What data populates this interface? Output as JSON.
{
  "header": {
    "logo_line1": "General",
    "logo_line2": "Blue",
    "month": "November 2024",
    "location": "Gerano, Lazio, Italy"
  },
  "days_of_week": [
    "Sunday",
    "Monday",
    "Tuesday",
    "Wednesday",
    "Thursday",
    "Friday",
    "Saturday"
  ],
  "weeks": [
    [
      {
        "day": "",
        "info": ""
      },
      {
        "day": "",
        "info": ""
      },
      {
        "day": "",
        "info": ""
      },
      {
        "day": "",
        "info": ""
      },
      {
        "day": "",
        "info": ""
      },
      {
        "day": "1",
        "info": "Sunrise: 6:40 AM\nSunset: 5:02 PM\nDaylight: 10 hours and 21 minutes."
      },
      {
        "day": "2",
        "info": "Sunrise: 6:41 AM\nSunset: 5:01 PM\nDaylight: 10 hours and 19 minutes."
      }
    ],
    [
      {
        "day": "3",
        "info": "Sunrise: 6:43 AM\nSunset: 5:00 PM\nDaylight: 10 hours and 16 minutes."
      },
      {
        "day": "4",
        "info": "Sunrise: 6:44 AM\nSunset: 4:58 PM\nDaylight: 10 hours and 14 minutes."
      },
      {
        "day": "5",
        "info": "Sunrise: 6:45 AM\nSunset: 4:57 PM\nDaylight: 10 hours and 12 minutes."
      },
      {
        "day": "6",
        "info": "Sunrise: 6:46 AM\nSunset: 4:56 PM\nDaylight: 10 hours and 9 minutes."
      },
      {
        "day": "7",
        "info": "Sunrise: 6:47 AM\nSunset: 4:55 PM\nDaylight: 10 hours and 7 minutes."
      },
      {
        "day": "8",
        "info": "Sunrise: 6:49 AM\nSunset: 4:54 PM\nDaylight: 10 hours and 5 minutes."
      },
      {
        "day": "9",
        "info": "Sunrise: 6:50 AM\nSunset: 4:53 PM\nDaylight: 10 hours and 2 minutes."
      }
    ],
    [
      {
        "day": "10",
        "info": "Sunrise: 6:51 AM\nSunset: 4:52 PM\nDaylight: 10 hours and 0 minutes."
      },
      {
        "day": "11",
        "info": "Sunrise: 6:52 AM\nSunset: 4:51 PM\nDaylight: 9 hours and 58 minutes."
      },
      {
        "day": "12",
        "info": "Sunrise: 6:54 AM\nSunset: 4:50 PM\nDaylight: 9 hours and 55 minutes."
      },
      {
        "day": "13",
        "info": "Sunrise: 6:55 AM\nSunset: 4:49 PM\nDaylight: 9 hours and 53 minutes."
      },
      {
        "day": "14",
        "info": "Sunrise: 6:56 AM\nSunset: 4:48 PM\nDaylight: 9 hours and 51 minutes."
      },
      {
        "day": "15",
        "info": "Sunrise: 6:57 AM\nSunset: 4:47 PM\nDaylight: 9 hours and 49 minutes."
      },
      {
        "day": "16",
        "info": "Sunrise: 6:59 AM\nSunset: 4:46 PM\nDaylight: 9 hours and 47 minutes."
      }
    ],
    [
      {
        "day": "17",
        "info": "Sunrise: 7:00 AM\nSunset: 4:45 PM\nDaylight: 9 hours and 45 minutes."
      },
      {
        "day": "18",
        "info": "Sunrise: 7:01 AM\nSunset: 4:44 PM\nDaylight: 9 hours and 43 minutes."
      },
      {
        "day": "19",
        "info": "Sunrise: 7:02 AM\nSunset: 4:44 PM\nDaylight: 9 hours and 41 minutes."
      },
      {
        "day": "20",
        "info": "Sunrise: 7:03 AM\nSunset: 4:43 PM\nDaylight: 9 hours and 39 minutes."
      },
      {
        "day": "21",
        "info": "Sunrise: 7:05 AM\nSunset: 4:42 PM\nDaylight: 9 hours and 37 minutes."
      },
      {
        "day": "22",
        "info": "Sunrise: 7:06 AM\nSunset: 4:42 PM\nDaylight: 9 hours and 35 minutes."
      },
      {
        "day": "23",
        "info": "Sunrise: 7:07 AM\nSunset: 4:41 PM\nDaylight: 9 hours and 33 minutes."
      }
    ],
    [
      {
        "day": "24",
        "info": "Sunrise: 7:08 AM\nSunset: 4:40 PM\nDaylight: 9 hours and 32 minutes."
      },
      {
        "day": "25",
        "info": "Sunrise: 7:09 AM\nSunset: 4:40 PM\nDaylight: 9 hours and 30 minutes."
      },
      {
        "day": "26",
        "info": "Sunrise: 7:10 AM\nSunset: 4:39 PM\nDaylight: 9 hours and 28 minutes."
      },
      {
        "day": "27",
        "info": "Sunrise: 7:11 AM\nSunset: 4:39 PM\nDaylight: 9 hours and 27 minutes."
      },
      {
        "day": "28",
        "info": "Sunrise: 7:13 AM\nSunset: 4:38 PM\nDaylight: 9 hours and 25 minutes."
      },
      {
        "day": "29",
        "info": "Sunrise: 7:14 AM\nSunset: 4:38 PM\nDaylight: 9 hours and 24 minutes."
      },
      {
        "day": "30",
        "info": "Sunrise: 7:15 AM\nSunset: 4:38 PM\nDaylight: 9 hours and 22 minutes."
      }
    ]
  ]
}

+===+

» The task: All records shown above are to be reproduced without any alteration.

» Solved problem:
What data populates this interface? Output as JSON.
{
  "header": {
    "logo_line1": "General",
    "logo_line2": "Blue",
    "month": "November 2024",
    "location": "Gerano, Lazio, Italy"
  },
  "days_of_week": [
    "Sunday",
    "Monday",
    "Tuesday",
    "Wednesday",
    "Thursday",
    "Friday",
    "Saturday"
  ],
  "weeks": [
    [
      {
        "day": "",
        "info": ""
      },
      {
        "day": "",
        "info": ""
      },
      {
        "day": "",
        "info": ""
      },
      {
        "day": "",
        "info": ""
      },
      {
        "day": "",
        "info": ""
      },
      {
        "day": "1",
        "info": "Sunrise: 6:40 AM\nSunset: 5:02 PM\nDaylight: 10 hours and 21 minutes."
      },
      {
        "day": "2",
        "info": "Sunrise: 6:41 AM\nSunset: 5:01 PM\nDaylight: 10 hours and 19 minutes."
      }
    ],
    [
      {
        "day": "3",
        "info": "Sunrise: 6:43 AM\nSunset: 5:00 PM\nDaylight: 10 hours and 16 minutes."
      },
      {
        "day": "4",
        "info": "Sunrise: 6:44 AM\nSunset: 4:58 PM\nDaylight: 10 hours and 14 minutes."
      },
      {
        "day": "5",
        "info": "Sunrise: 6:45 AM\nSunset: 4:57 PM\nDaylight: 10 hours and 12 minutes."
      },
      {
        "day": "6",
        "info": "Sunrise: 6:46 AM\nSunset: 4:56 PM\nDaylight: 10 hours and 9 minutes."
      },
      {
        "day": "7",
        "info": "Sunrise: 6:47 AM\nSunset: 4:55 PM\nDaylight: 10 hours and 7 minutes."
      },
      {
        "day": "8",
        "info": "Sunrise: 6:49 AM\nSunset: 4:54 PM\nDaylight: 10 hours and 5 minutes."
      },
      {
        "day": "9",
        "info": "Sunrise: 6:50 AM\nSunset: 4:53 PM\nDaylight: 10 hours and 2 minutes."
      }
    ],
    [
      {
        "day": "10",
        "info": "Sunrise: 6:51 AM\nSunset: 4:52 PM\nDaylight: 10 hours and 0 minutes."
      },
      {
        "day": "11",
        "info": "Sunrise: 6:52 AM\nSunset: 4:51 PM\nDaylight: 9 hours and 58 minutes."
      },
      {
        "day": "12",
        "info": "Sunrise: 6:54 AM\nSunset: 4:50 PM\nDaylight: 9 hours and 55 minutes."
      },
      {
        "day": "13",
        "info": "Sunrise: 6:55 AM\nSunset: 4:49 PM\nDaylight: 9 hours and 53 minutes."
      },
      {
        "day": "14",
        "info": "Sunrise: 6:56 AM\nSunset: 4:48 PM\nDaylight: 9 hours and 51 minutes."
      },
      {
        "day": "15",
        "info": "Sunrise: 6:57 AM\nSunset: 4:47 PM\nDaylight: 9 hours and 49 minutes."
      },
      {
        "day": "16",
        "info": "Sunrise: 6:59 AM\nSunset: 4:46 PM\nDaylight: 9 hours and 47 minutes."
      }
    ],
    [
      {
        "day": "17",
        "info": "Sunrise: 7:00 AM\nSunset: 4:45 PM\nDaylight: 9 hours and 45 minutes."
      },
      {
        "day": "18",
        "info": "Sunrise: 7:01 AM\nSunset: 4:44 PM\nDaylight: 9 hours and 43 minutes."
      },
      {
        "day": "19",
        "info": "Sunrise: 7:02 AM\nSunset: 4:44 PM\nDaylight: 9 hours and 41 minutes."
      },
      {
        "day": "20",
        "info": "Sunrise: 7:03 AM\nSunset: 4:43 PM\nDaylight: 9 hours and 39 minutes."
      },
      {
        "day": "21",
        "info": "Sunrise: 7:05 AM\nSunset: 4:42 PM\nDaylight: 9 hours and 37 minutes."
      },
      {
        "day": "22",
        "info": "Sunrise: 7:06 AM\nSunset: 4:42 PM\nDaylight: 9 hours and 35 minutes."
      },
      {
        "day": "23",
        "info": "Sunrise: 7:07 AM\nSunset: 4:41 PM\nDaylight: 9 hours and 33 minutes."
      }
    ],
    [
      {
        "day": "24",
        "info": "Sunrise: 7:08 AM\nSunset: 4:40 PM\nDaylight: 9 hours and 32 minutes."
      },
      {
        "day": "25",
        "info": "Sunrise: 7:09 AM\nSunset: 4:40 PM\nDaylight: 9 hours and 30 minutes."
      },
      {
        "day": "26",
        "info": "Sunrise: 7:10 AM\nSunset: 4:39 PM\nDaylight: 9 hours and 28 minutes."
      },
      {
        "day": "27",
        "info": "Sunrise: 7:11 AM\nSunset: 4:39 PM\nDaylight: 9 hours and 27 minutes."
      },
      {
        "day": "28",
        "info": "Sunrise: 7:13 AM\nSunset: 4:38 PM\nDaylight: 9 hours and 25 minutes."
      },
      {
        "day": "29",
        "info": "Sunrise: 7:14 AM\nSunset: 4:38 PM\nDaylight: 9 hours and 24 minutes."
      },
      {
        "day": "30",
        "info": "Sunrise: 7:15 AM\nSunset: 4:38 PM\nDaylight: 9 hours and 22 minutes."
      }
    ]
  ]
}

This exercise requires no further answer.